– Actual Fukushima worker talks: water purifying system has never worked (Fukushima Diary, Dec. 6, 2011):
Following up this article 220 tons of highly radioactive water leaked and a part of it leaked to the sea
The water purifying system has never worked properly.
It was urgently constructed, the whole system can’t stand anymore.
These are the tweets of actual Fukushima worker Happy20790.
He explains how it is on the sight.
The contaminated water leaks a lot recently. This time, it went out of the “building” so it was reported but actually it happens frequently.
I called it “a building”, but it’s actually a temporary tent on a temporary concrete basement. It leaked from the first operation, so they made a tiny dam in it. Maybe it’s only 20cm high.
I don’t get into the tent recently because it’s too radioactive, but I used to pump up leaked contaminated water. The contaminated water emits a lot of beta ray, so you need to be careful.
This time, Tepco’s spokesman said it was 110 mSv/h, but it is higher at some points.
The concrete basement was constructed really urgently. They built the tent even before the concrete dried so it got cracked already. Other tent may have the same problems too.
Unlike our ordinary contract, makers only set the facility, they don’t take responsibility of handing or maintenance.
As I tweeted before, this water purifying system is not a long-lasting system.
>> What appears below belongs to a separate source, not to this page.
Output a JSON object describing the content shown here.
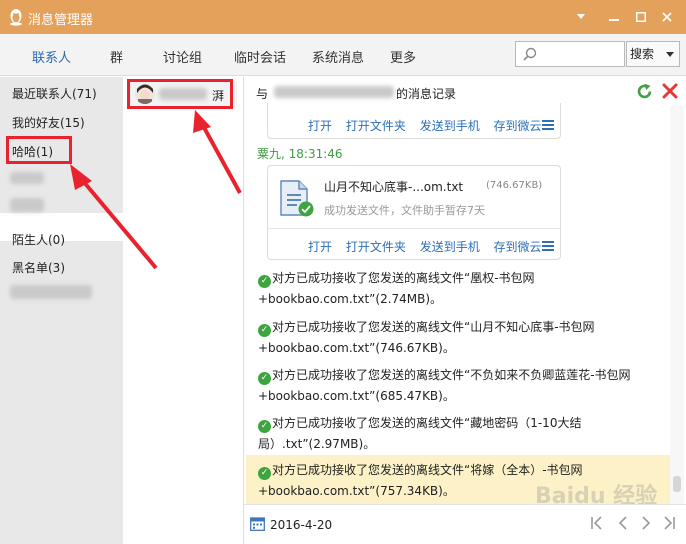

It is a temporary system without proper planning process. In order to release cooling water to the sea, we must install more proper facility.
Now the gutter is directly connected to the sea. They must be shut down or a dam must be made. Currently every time it rains, radiation on the ground and radiation stuck to the plants flow into the sea directly.
Makers and workers are already withdrawing from Fukushima plants, but Tepco has no long term plan. They need to predict the future risk and prevent it from happening in advance. Continue reading »
More structures here:
– WTF – Why Is China Building These Gigantic Structures In the Middle of the Desert? (GIZMODO, Nov 13, 2011):
This is crazy. New photos have appeared in Google Maps showing unidentified titanic structures in the middle of the Chinese desert. The first one is an intricate network of what appears to be huge metallic stripes. Is this a military experiment?
Update: readers are finding more weird stuff.
They seem to be wide lines drawn with some white material. Or maybe the dust have been dug by machinery.
It’s located in Dunhuang, Jiuquan, Gansu, north of the Shule River, which crosses the Tibetan Plateau to the west into the Kumtag Desert. It covers an area approximately one mile long by more than 3,000 feet wide.
The tracks are perfectly executed, and they seem to be designed to be seen from orbit.
Perhaps it’s some kind of targeting or calibrating grid for Chinese spy satellites? Maybe it’s a QR code for aliens? Nobody really knows.
You can check it out yourself in Google Maps here.
Repeat after us – there is no Chinese bubble </sarc>.
Although none is needed, here is some commentary:
As the United States and China battle over the finer points of currency manipulation at the G-20 summit, American negotiators may want to take note of this startling testimonial to the productivity of Chinese workers: A construction crew in the south-central Chinese city of Changsha has completed a 15-story hotel in just six days. If nothing else, this remarkable achievement will stoke further complaints from American economic pundits that China’s economy is far more accomplished than ours in tending to such basics as construction.